Category: inflammation

A Treatment for Leaky Gut Around a Corner or Two???

Last week, I posted a story on the Biome Buzz’ Facebook page about how a metabolite from pomegranates and berries has been found to reduce inflammatory bowel disease.[i]  Researchers at the University of Louisville discovered that the metabolite,  urolithin A (UroA) and a synthetic…

Pathogenic Yeast and Autism: Is the Mycobiome a Factor?

Tuesday evening I printed out a bunch of new articles to read that looked potentially interesting. I’ve so far made it through 2, and one of those did not disappoint. A brief seque:  I’ve probably mentioned this before, but because of my autism longevity…

Your Annual New Year’s Resolution Reminder: Eat a Healthy Diet

Since eating a healthy diet is the most important factor in maintaining a healthy and happy inner biome, I thought I’d catch you up on some of the latest papers out there. I spotted another “most popular medical stories of 2018” article on Medical…

L.reuteri and Immune Tolerance

A few days ago, a fun article[i] appeared on Gut Microbiota for Health which listed their most popular articles in 2018.  Contrary me:  I looked through all 10 and found that the last one on the list was way the most interesting. In your…

2018: My Top 10 List of Favorite Stories!

My longer-time readers know that, as we close out another year, I like to take a look back at some of my favorite research stories from these past 12 months.  So here it is…Judy’s “the best of 2018” top 10 list, in chronological order:…

Pre/Neonatal Probiotics and the Avoidance of Eczema and Allergies

Yet another article[i] was just published showing that dealing with inflammation issues while  a baby is still in the womb can make a huge difference on the risk of atopic (allergic) illnesses. In this case, researchers in New Zealand gave 474 pregnant (starting at…

Helminths and Autism: The Only Clinical Study

From the earliest days of this blog, I have talked about the too-often-ignored (and non-existent-in-most-people) macrobiome.  Over the last few years, I’ve covered research papers that demonstrate over and over that helminths – intestinal worms, which are the predominant organisms of the mammalian macrobiome…

The Prophylactic Use of Probiotics (to Combat Microbiome Alterations Due to C-section and Early Life Antibiotic Use)

The article I read yesterday was a natural follow-on from my last post, about autism and its relationship to perturbations in the gut microbiome. This one was about a double-blind, placebo-controlled study using probiotics to restore normal gut microbiota in infants who were either…

Autism and the Microbiome: A Summary of What We Know Now

Two days ago, I spotted a short commentary[i] in the journal, International Journal of Molecular Sciences, from this past August, which really caught my attention.

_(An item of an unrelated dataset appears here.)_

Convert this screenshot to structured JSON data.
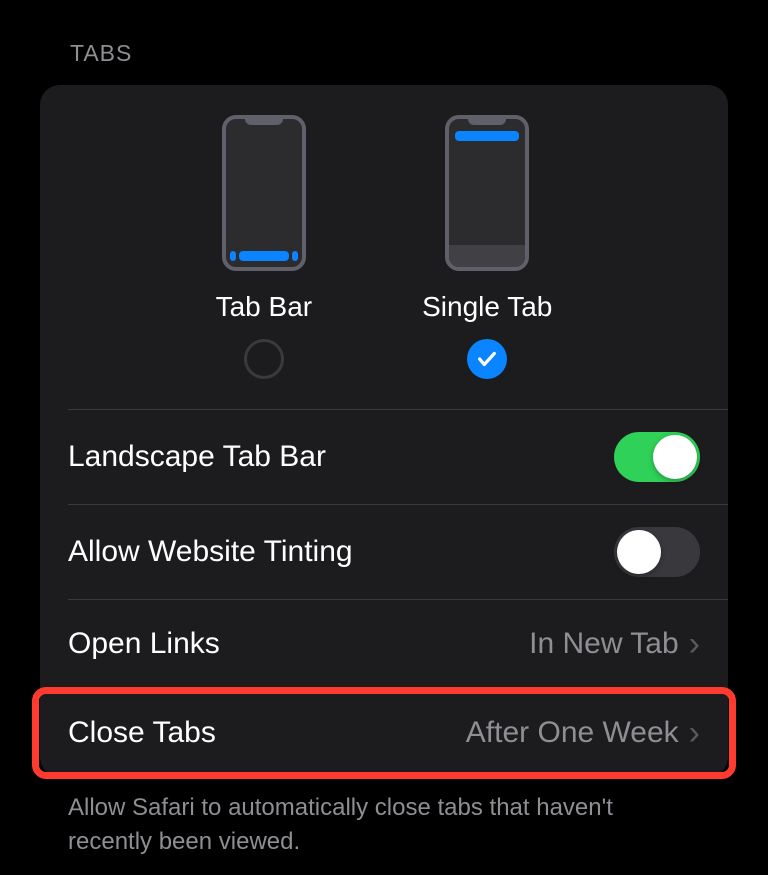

Here is why:  it was written by 3 researchers in the department of neurology at Rutgers University’s medical school…

Senescence, Aging…and the Microbiome: Part 2

As I promised last Thursday, I’ll finish talking about the article[i] on aging, the microbiome,  and senescence today. A quick summary of my last post:  the evidence currently available points to a depletion of the microbiota as we age (from diet (for example, older…

Senescence, Aging…and the Microbiome: Part 1

Yesterday evening, I read about a study[i] done by scientists at the University of Salford, in Manchester, UK, that fascinated me enough that it sent me into one of my I-can’t-stop-reading jags. First, a brief explanation:  senescent cells are old cells that have lost…

Treating Leaky Gut: Reduce Inflammation First?

Back to leaky gut, briefly… For those of you unfamiliar with the term epithelial cells, this is a single layer of cells that line the inside of the intestinal tract and provide a selectively permeable barrier. That is, healthy cells are tightly packed together,…